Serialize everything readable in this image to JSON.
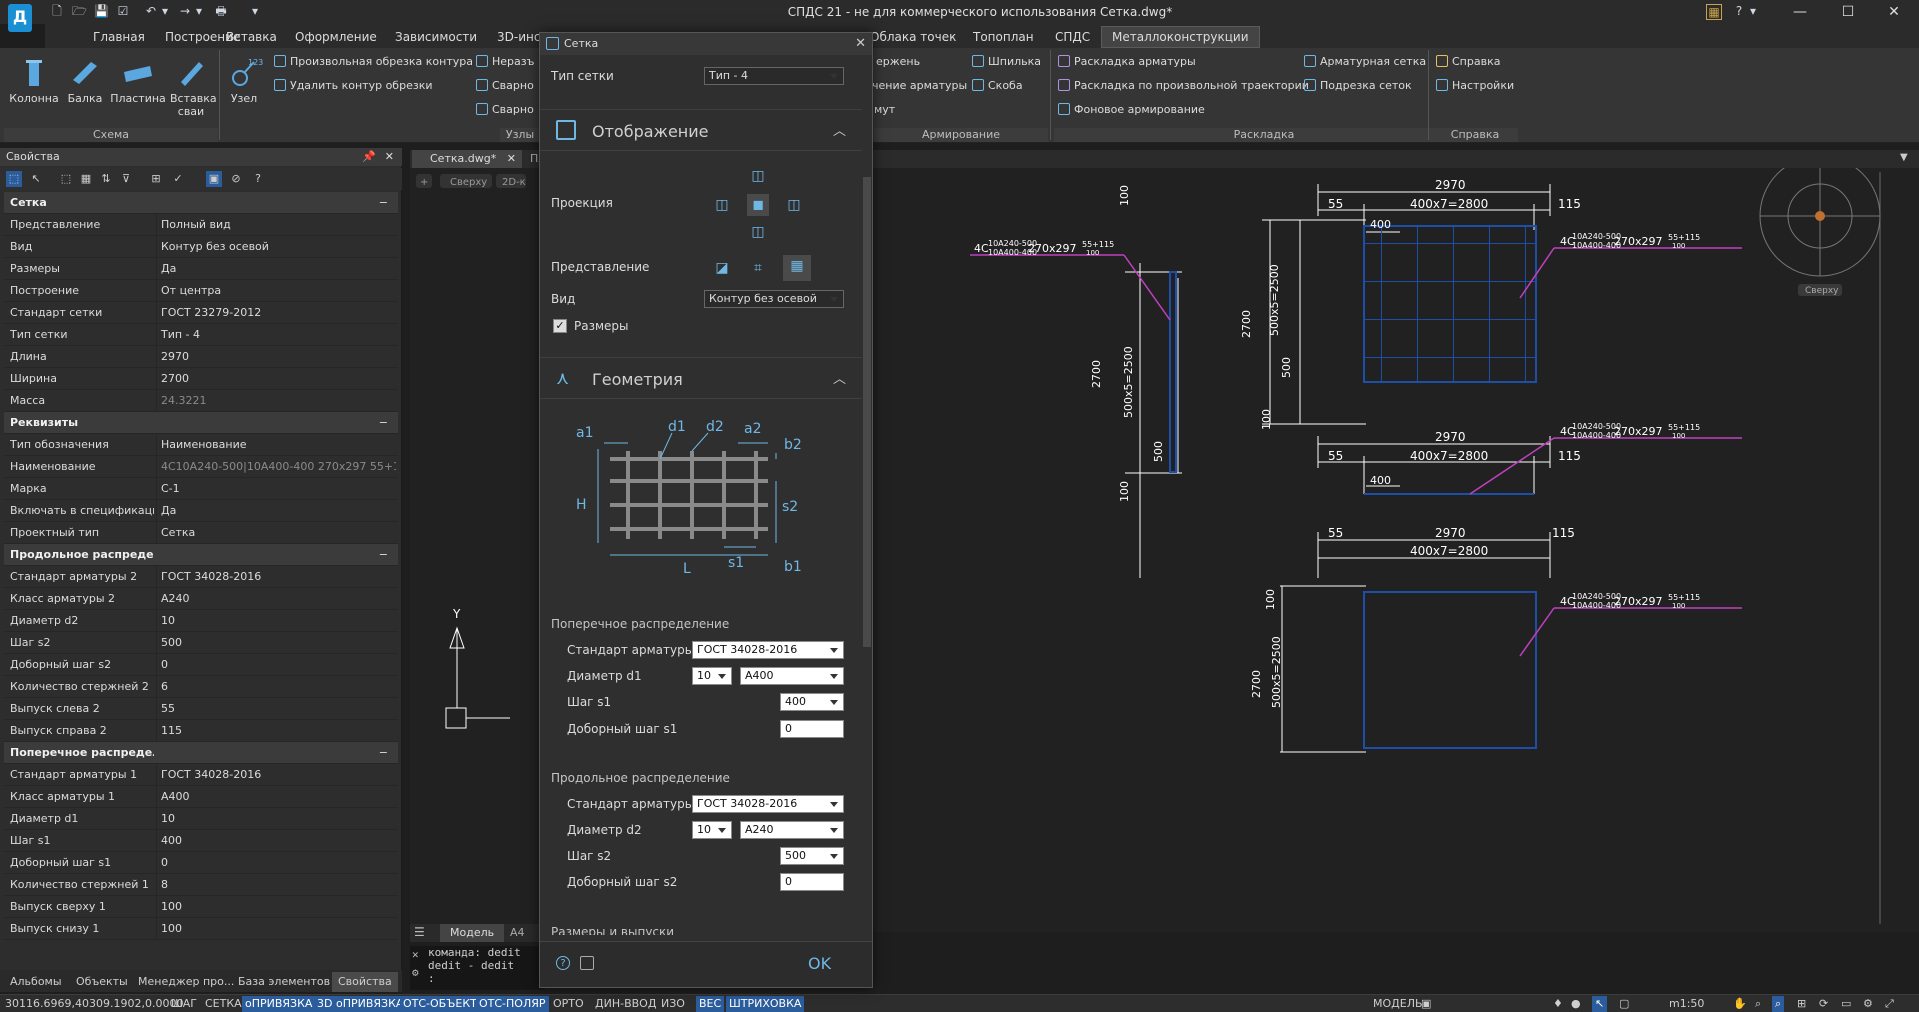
{
  "window": {
    "title": "СПДС 21 - не для коммерческого использования Сетка.dwg*",
    "help_label": "?"
  },
  "ribbon": {
    "tabs": [
      "Главная",
      "Построение",
      "Вставка",
      "Оформление",
      "Зависимости",
      "3D-инс",
      "Облака точек",
      "Топоплан",
      "СПДС",
      "Металлоконструкции"
    ],
    "groups": {
      "schema": "Схема",
      "node_group": "Узлы",
      "armirovanie": "Армирование",
      "raskladka": "Раскладка",
      "spravka": "Справка"
    },
    "big": {
      "kolonna": "Колонна",
      "balka": "Балка",
      "plastina": "Пластина",
      "vstavka": "Вставка сваи",
      "uzel": "Узел",
      "uzel_num": "123"
    },
    "small": {
      "obrezka": "Произвольная обрезка контура",
      "udalit": "Удалить контур обрезки",
      "neraz": "Неразъ",
      "svar1": "Сварно",
      "svar2": "Сварно",
      "sterzh": "ержень",
      "chenie": "чение арматуры",
      "mut": "мут",
      "shpilka": "Шпилька",
      "skoba": "Скоба",
      "rask_arm": "Раскладка арматуры",
      "rask_traj": "Раскладка по произвольной траектории",
      "fon": "Фоновое армирование",
      "arm_setka": "Арматурная сетка",
      "podrezka": "Подрезка сеток",
      "spravka": "Справка",
      "nastroiki": "Настройки"
    }
  },
  "props": {
    "title": "Свойства",
    "sections": [
      {
        "name": "Сетка",
        "rows": [
          [
            "Представление",
            "Полный вид"
          ],
          [
            "Вид",
            "Контур без осевой"
          ],
          [
            "Размеры",
            "Да"
          ],
          [
            "Построение",
            "От центра"
          ],
          [
            "Стандарт сетки",
            "ГОСТ 23279-2012"
          ],
          [
            "Тип сетки",
            "Тип - 4"
          ],
          [
            "Длина",
            "2970"
          ],
          [
            "Ширина",
            "2700"
          ],
          [
            "Масса",
            "24.3221"
          ]
        ]
      },
      {
        "name": "Реквизиты",
        "rows": [
          [
            "Тип обозначения",
            "Наименование"
          ],
          [
            "Наименование",
            "4С10А240-500|10А400-400 270x297 55+115|..."
          ],
          [
            "Марка",
            "С-1"
          ],
          [
            "Включать в спецификацию",
            "Да"
          ],
          [
            "Проектный тип",
            "Сетка"
          ]
        ]
      },
      {
        "name": "Продольное распределение",
        "rows": [
          [
            "Стандарт арматуры 2",
            "ГОСТ 34028-2016"
          ],
          [
            "Класс арматуры 2",
            "А240"
          ],
          [
            "Диаметр d2",
            "10"
          ],
          [
            "Шаг s2",
            "500"
          ],
          [
            "Доборный шаг s2",
            "0"
          ],
          [
            "Количество стержней 2",
            "6"
          ],
          [
            "Выпуск слева 2",
            "55"
          ],
          [
            "Выпуск справа 2",
            "115"
          ]
        ]
      },
      {
        "name": "Поперечное распределение",
        "rows": [
          [
            "Стандарт арматуры 1",
            "ГОСТ 34028-2016"
          ],
          [
            "Класс арматуры 1",
            "А400"
          ],
          [
            "Диаметр d1",
            "10"
          ],
          [
            "Шаг s1",
            "400"
          ],
          [
            "Доборный шаг s1",
            "0"
          ],
          [
            "Количество стержней 1",
            "8"
          ],
          [
            "Выпуск сверху 1",
            "100"
          ],
          [
            "Выпуск снизу 1",
            "100"
          ]
        ]
      }
    ],
    "bottom_tabs": [
      "Альбомы",
      "Объекты",
      "Менеджер про...",
      "База элементов",
      "Свойства"
    ]
  },
  "doc": {
    "tab": "Сетка.dwg*",
    "tab2": "Пл",
    "view_btn": "Сверху",
    "view_btn2": "2D-к",
    "model_tab": "Модель",
    "a4_tab": "А4",
    "viewcube_label": "Сверху",
    "axis_y": "Y"
  },
  "cmd": {
    "line1": "команда: dedit",
    "line2": "dedit - dedit",
    "line3": ":"
  },
  "status": {
    "coords": "30116.6969,40309.1902,0.0000",
    "items": [
      "ШАГ",
      "СЕТКА",
      "оПРИВЯЗКА",
      "3D оПРИВЯЗКА",
      "ОТС-ОБЪЕКТ",
      "ОТС-ПОЛЯР",
      "ОРТО",
      "ДИН-ВВОД",
      "ИЗО",
      "ВЕС",
      "ШТРИХОВКА"
    ],
    "model": "МОДЕЛЬ",
    "scale": "m1:50"
  },
  "dialog": {
    "title": "Сетка",
    "type_label": "Тип сетки",
    "type_value": "Тип - 4",
    "display_header": "Отображение",
    "proj_label": "Проекция",
    "repr_label": "Представление",
    "view_label": "Вид",
    "view_value": "Контур без осевой",
    "dims_label": "Размеры",
    "geom_header": "Геометрия",
    "diagram": {
      "a1": "a1",
      "d1": "d1",
      "d2": "d2",
      "a2": "a2",
      "b2": "b2",
      "H": "H",
      "s2": "s2",
      "s1": "s1",
      "L": "L",
      "b1": "b1"
    },
    "cross_header": "Поперечное распределение",
    "std1_label": "Стандарт арматуры 1",
    "std1_value": "ГОСТ 34028-2016",
    "d1_label": "Диаметр d1",
    "d1_value": "10",
    "cls1_value": "А400",
    "s1_label": "Шаг s1",
    "s1_value": "400",
    "add1_label": "Доборный шаг s1",
    "add1_value": "0",
    "long_header": "Продольное распределение",
    "std2_label": "Стандарт арматуры 2",
    "std2_value": "ГОСТ 34028-2016",
    "d2_label": "Диаметр d2",
    "d2_value": "10",
    "cls2_value": "А240",
    "s2_label": "Шаг s2",
    "s2_value": "500",
    "add2_label": "Доборный шаг s2",
    "add2_value": "0",
    "dims_header": "Размеры и выпуски",
    "ok": "OK"
  },
  "drawing": {
    "dim_2970": "2970",
    "dim_400x7": "400x7=2800",
    "dim_55": "55",
    "dim_115": "115",
    "dim_400": "400",
    "dim_100": "100",
    "dim_2700": "2700",
    "dim_500x5": "500x5=2500",
    "dim_500": "500",
    "mark_4c": "4С",
    "mark_top": "10А240-500",
    "mark_bot": "10А400-400",
    "mark_size": "270x297",
    "mark_fr_top": "55+115",
    "mark_fr_bot": "100"
  }
}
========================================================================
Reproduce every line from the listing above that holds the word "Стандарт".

# ANSWER BOX
            "Стандарт сетки",
            "Стандарт арматуры 2",
            "Стандарт арматуры 1",
    "std1_label": "Стандарт арматуры 1",
    "std2_label": "Стандарт арматуры 2",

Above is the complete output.